Talking about teammates and pressure, there will be a few of them under pressure to perform. Massa, Grosean and Perez are all drivers who have been very underwhelming on race pace. They need to try and sort out how they manage their tyres to try and be there for the entire race instead of just the beginning when their rubber is fresh.

Whatever the case, its great to have 4, possibly 5 teams all with a chance to be fighting for the win. Expect another cagey but extremely close, hot race this weekend in Bahrain.

Its been awhile since my last post. F1 has started with a bit of a bang this year and i think we will have a cracker of a season. Personally, my life has been pretty busy and hence the lack of activity here. Actually learned to cook the other day (well, blend is more accurate really), and no damage so far. Might try it again next year.  :p

Anyway, the below is my preview going into the Bahrain GP. Catch us all on ESPN Star Sports :)

There will be a few unknowns going into the fourth leg of the 2012 Formula 1 season. A lot has been said in the media over the past few weeks about whether F1 was actually going to make the trip to Bahrain after it was cancelled last year.

And the real truth was that no one really knew if anything would happen until the Monday after the race.

So let’s not discuss the political implications, and instead focus on the racing.

The circuit is about a kilometer less than when we raced there two years ago and the only data teams have will be from the refueling days when cars ran a lot lighter over the course of a race.

It will also be the first time Pirelli will have been to Bahrain and this lack of previous data, should mean that we will see some teams getting the setup and strategy right and some who may get it horribly wrong.

Bahrain has 4 major breaking areas from over 300kph and this will mean brake and tyre wear will be an issue this weekend.

Tyre wear was the big talking point in Shanghai with most people, including myself, believing that Mercedes would have issues with their rubber and that Nico Rosberg would struggle to match his qualifying performance.

It was a nice surprise to see that this was not the case and Rosberg drove superbly, managed his tyres beautifully and dutifully won the race in style.

It was the first pole followed by the inaugural win for Mercedes since 1955 and it perfectly illustrated how open this season will be.

In my view, this year’s championship will go down as the most open and competitive of all.

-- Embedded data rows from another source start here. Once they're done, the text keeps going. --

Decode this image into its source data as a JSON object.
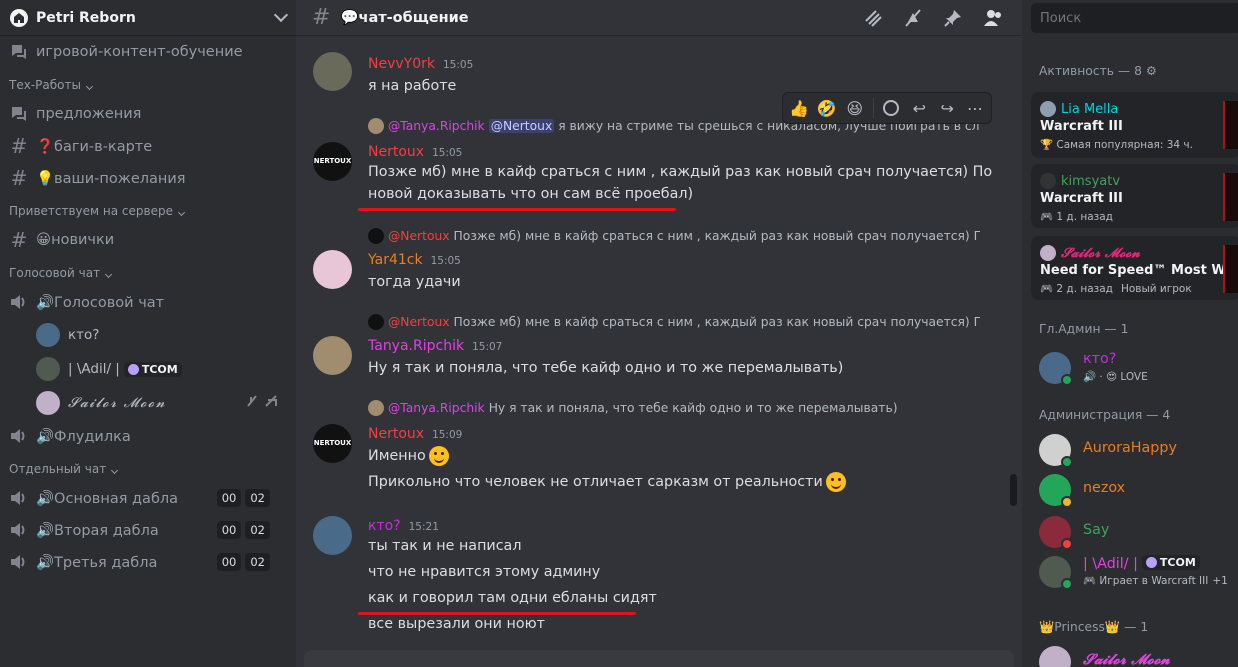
{
  "sidebar": {
    "server_name": "Petri Reborn",
    "items": [
      {
        "type": "channel",
        "label": "игровой-контент-обучение",
        "icon": "forum-icon"
      },
      {
        "type": "category",
        "label": "Тех-Работы"
      },
      {
        "type": "channel",
        "label": "предложения",
        "icon": "forum-icon"
      },
      {
        "type": "channel",
        "label": "❓баги-в-карте",
        "icon": "hash-icon"
      },
      {
        "type": "channel",
        "label": "💡ваши-пожелания",
        "icon": "hash-icon"
      },
      {
        "type": "category",
        "label": "Приветствуем на сервере"
      },
      {
        "type": "channel",
        "label": "😀новички",
        "icon": "hash-icon"
      },
      {
        "type": "category",
        "label": "Голосовой чат"
      },
      {
        "type": "voice",
        "label": "🔊Голосовой чат",
        "icon": "speaker-icon"
      },
      {
        "type": "voice",
        "label": "🔊Флудилка",
        "icon": "speaker-icon"
      },
      {
        "type": "category",
        "label": "Отдельный чат"
      },
      {
        "type": "voice",
        "label": "🔊Основная дабла",
        "icon": "speaker-icon",
        "badge1": "00",
        "badge2": "02"
      },
      {
        "type": "voice",
        "label": "🔊Вторая дабла",
        "icon": "speaker-icon",
        "badge1": "00",
        "badge2": "02"
      },
      {
        "type": "voice",
        "label": "🔊Третья дабла",
        "icon": "speaker-icon",
        "badge1": "00",
        "badge2": "02"
      }
    ],
    "voice_users": [
      {
        "name": "кто?",
        "tag": ""
      },
      {
        "name": "| \\Adil/ |",
        "tag": "TCOM"
      },
      {
        "name": "𝓢𝓪𝓲𝓵𝓸𝓻 𝓜𝓸𝓸𝓷",
        "tag": ""
      }
    ]
  },
  "chat": {
    "channel_name": "💬чат-общение",
    "header_icons": [
      "threads-icon",
      "mute-icon",
      "pin-icon",
      "members-icon"
    ],
    "messages": [
      {
        "author": "NevvY0rk",
        "time": "15:05",
        "color": "#f23f43",
        "avatar": "#6a6a5a",
        "lines": [
          "я на работе"
        ]
      },
      {
        "reply_author": "@Tanya.Ripchik",
        "reply_mention": "@Nertoux",
        "reply_text": "я вижу на стриме ты срешься с никаласом, лучше поиграть в слов...",
        "author": "Nertoux",
        "time": "15:05",
        "color": "#f23f43",
        "avatar": "#111111",
        "lines": [
          "Позже мб) мне в кайф сраться с ним , каждый раз как новый срач получается) По",
          "новой доказывать что он сам всё проебал)"
        ]
      },
      {
        "reply_author": "@Nertoux",
        "reply_text": "Позже мб) мне в кайф сраться с ним , каждый раз как новый срач получается) По но...",
        "author": "Yar41ck",
        "time": "15:05",
        "color": "#e67e22",
        "avatar": "#e8c6d8",
        "lines": [
          "тогда удачи"
        ]
      },
      {
        "reply_author": "@Nertoux",
        "reply_text": "Позже мб) мне в кайф сраться с ним , каждый раз как новый срач получается) По но...",
        "author": "Tanya.Ripchik",
        "time": "15:07",
        "color": "#e042e0",
        "avatar": "#a08c6e",
        "lines": [
          "Ну я так и поняла, что тебе кайф одно и то же перемалывать)"
        ]
      },
      {
        "reply_author": "@Tanya.Ripchik",
        "reply_text": "Ну я так и поняла, что тебе кайф одно и то же перемалывать)",
        "author": "Nertoux",
        "time": "15:09",
        "color": "#f23f43",
        "avatar": "#111111",
        "lines": [
          "Именно",
          "Прикольно что человек не отличает сарказм от реальности"
        ]
      },
      {
        "author": "кто?",
        "time": "15:21",
        "color": "#c032d6",
        "avatar": "#4a6a8a",
        "lines": [
          "ты так и не написал",
          "что не нравится этому админу",
          "как и говорил там одни ебланы сидят",
          "все вырезали они ноют"
        ]
      }
    ],
    "toolbar_icons": [
      "thumbs-up-icon",
      "rofl-icon",
      "grin-icon",
      "add-reaction-icon",
      "reply-icon",
      "forward-icon",
      "more-icon"
    ]
  },
  "right": {
    "search_placeholder": "Поиск",
    "activity_title": "Активность — 8",
    "activity_cards": [
      {
        "user": "Lia Mella",
        "color": "#00d0e0",
        "game": "Warcraft III",
        "sub": "🏆 Самая популярная: 34 ч.",
        "avatar": "#8ea0b0"
      },
      {
        "user": "kimsyatv",
        "color": "#3ba55c",
        "game": "Warcraft III",
        "sub": "🎮 1 д. назад",
        "avatar": "#333333"
      },
      {
        "user": "𝓢𝓪𝓲𝓵𝓸𝓻 𝓜𝓸𝓸𝓷",
        "color": "#e0287a",
        "game": "Need for Speed™ Most Wa...",
        "sub": "🎮 2 д. назад",
        "sub2": "Новый игрок",
        "avatar": "#c0b0c8"
      }
    ],
    "groups": [
      {
        "title": "Гл.Админ — 1",
        "members": [
          {
            "name": "кто?",
            "color": "#c032d6",
            "sub": "🔊 · 😍 LOVE",
            "status": "#23a55a",
            "avatar": "#4a6a8a"
          }
        ]
      },
      {
        "title": "Администрация — 4",
        "members": [
          {
            "name": "AuroraHappy",
            "color": "#e67e22",
            "sub": "",
            "status": "#23a55a",
            "avatar": "#d0d0d0"
          },
          {
            "name": "nezox",
            "color": "#e67e22",
            "sub": "",
            "status": "#f0b232",
            "avatar": "#23a55a"
          },
          {
            "name": "Say",
            "color": "#3ba55c",
            "sub": "",
            "status": "#f23f43",
            "avatar": "#8a2a3a"
          },
          {
            "name": "| \\Adil/ |",
            "color": "#e042e0",
            "sub": "🎮 Играет в Warcraft III",
            "extra": "+1",
            "tag": "TCOM",
            "status": "#23a55a",
            "avatar": "#505a50"
          }
        ]
      },
      {
        "title": "👑Princess👑 — 1",
        "members": [
          {
            "name": "𝓢𝓪𝓲𝓵𝓸𝓻 𝓜𝓸𝓸𝓷",
            "color": "#e042e0",
            "sub": "",
            "status": "#23a55a",
            "avatar": "#c0b0c8"
          }
        ]
      }
    ]
  }
}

The mid-field teams have never been closer to the front teams and with only 3 tenths of a second separating the top 10 going into Qualifying 3 in Shanghai.

We should see more surprises as the year goes on. We have already seen Sauber finish 2nd at Malaysia and I expect them to go well in Bahrain too. Another mid-field team to watch out for has to be Williams. Their race pace has been good all year and if they qualify well, they will be a true threat to the top four teams.

When I say top four, I mean McLaren, Red Bull, Mercedes and Lotus. Ferrari I omit at the moment as they are still struggling for pace and it will be no different in Bahrain.

They are keenly hoping that the big update package planned for the following race in Spain will deliver the performance they desperately need.

Especially Massa – he delivered an improved performance in Shanghai but he is still struggling against the fantastic Fernando.

Perhaps the updates planned by Ferrari, will give him the confidence to deliver the performances that we know he is capable of and thus keep him employed at the Prancing Horse.

Happy New Year!

Its the first day of the Chinese new year and a time for visiting. Today i decided to visit my home town, Kuala Lumpur.

The factories close down, the air clears, the buses, cars and trucks disapear of the road. This is the day she looks her best and i wanted to see her on my bike.

So here are a few pics of my ride around the city.

Bukit Bintang actually empty of cars for once

Chinese New Year is just not complete without a Lion Dance

Loving the blue sky

Loving the sky line

Check out the completely clear roads in the reflection